Instructional Use of Social Media and Web Tools Policy:

Oregon State University recognizes that online tools, forum, and networks provide opportunities for furthering student engagement in course work. This policy attempts to honor that, while ensuring students’ rights are observed. The Family Education Rights and Privacy Act of 1974 (FERPA) outlines the protections of a student’s education record. This includes any work completed as a part of the student’s registration in a course. Courses that use social media or other online tools for course engagement must either: a) create an environment only accessible by those in the class, b) obtain student consent to display identifying information about the student and their enrollment in the course or c) anonymize the student’s enrollment in the course.

**Note:  FERPA violations involve releasing education data that is not considered directory information. E.g., You write the name of the course on a blog and ask students to post on the blog—this displays that a student is enrolled in the course, which is protected data under FERPA. This would not be acceptable unless students consent to have their names appear on the course blog. However, you may remove the name of the course on the blog and ask students to post on the blog. Note that any student with a confidential flag cannot be expected to use their name for course work that will appear publicly.

Methods for obtaining consent:

In your course syllabus, note that the course will engage with online tools that may display the name of the course, the University, and/or student name(s). Ask students to fill out a form, such as the one attached, to determine if they would like to participate in the public forum. If there is no way for students to participate without releasing their education data, the engagement with the online tool will need to be changed. Students cannot be penalized for refusing to consent.

Other ways to use online tools without obtaining student consent:

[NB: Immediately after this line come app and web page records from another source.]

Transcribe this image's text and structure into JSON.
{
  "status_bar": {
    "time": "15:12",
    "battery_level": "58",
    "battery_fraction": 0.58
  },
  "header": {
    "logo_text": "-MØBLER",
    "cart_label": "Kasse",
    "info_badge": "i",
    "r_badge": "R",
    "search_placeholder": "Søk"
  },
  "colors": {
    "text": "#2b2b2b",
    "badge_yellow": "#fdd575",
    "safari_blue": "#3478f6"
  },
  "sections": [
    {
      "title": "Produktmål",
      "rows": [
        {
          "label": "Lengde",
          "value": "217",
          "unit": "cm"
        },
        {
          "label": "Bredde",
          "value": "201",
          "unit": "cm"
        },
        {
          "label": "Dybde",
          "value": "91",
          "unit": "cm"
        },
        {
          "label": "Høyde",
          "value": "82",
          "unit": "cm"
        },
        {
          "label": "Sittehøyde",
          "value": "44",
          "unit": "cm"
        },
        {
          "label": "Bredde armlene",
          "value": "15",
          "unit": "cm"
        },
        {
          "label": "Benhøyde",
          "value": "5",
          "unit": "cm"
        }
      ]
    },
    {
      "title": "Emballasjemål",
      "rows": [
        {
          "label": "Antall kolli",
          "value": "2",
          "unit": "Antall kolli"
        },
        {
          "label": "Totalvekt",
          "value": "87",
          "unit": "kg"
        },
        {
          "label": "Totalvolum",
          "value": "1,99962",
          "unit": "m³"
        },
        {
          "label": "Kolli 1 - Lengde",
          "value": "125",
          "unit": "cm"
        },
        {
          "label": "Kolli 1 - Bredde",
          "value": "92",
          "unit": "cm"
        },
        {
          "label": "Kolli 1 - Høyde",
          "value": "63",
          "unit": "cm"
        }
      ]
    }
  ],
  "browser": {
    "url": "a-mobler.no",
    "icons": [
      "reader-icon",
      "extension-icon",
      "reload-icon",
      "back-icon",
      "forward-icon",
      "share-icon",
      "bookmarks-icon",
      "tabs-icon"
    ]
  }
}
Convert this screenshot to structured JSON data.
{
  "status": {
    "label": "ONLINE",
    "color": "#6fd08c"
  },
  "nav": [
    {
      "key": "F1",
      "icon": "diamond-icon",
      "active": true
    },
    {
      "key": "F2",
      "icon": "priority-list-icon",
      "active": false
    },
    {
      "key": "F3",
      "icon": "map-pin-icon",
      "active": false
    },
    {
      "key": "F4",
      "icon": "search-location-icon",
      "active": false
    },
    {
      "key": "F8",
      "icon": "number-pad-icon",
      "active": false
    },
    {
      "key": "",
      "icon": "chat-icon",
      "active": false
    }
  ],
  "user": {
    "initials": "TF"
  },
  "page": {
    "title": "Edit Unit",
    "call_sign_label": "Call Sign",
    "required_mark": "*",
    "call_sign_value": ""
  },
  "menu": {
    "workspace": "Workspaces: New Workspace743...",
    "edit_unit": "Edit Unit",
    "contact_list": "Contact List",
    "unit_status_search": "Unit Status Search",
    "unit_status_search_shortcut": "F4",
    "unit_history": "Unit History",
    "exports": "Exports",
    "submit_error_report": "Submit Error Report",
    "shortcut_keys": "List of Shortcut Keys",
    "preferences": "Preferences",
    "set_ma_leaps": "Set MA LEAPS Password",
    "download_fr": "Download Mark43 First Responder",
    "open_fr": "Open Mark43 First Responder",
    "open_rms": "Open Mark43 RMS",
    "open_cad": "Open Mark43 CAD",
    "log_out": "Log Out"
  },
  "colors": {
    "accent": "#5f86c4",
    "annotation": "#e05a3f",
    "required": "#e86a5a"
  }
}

  • Create a private environment that will not be accessible to those not registered for the course.
  • Ask students to create a pseudonym at the beginning of the term that only you will know.
  • Remove any course and University designation from the page, group, hashtag, et. al.
  • Ask students to turn in their submissions to the site, forum, or other online tool directly to you.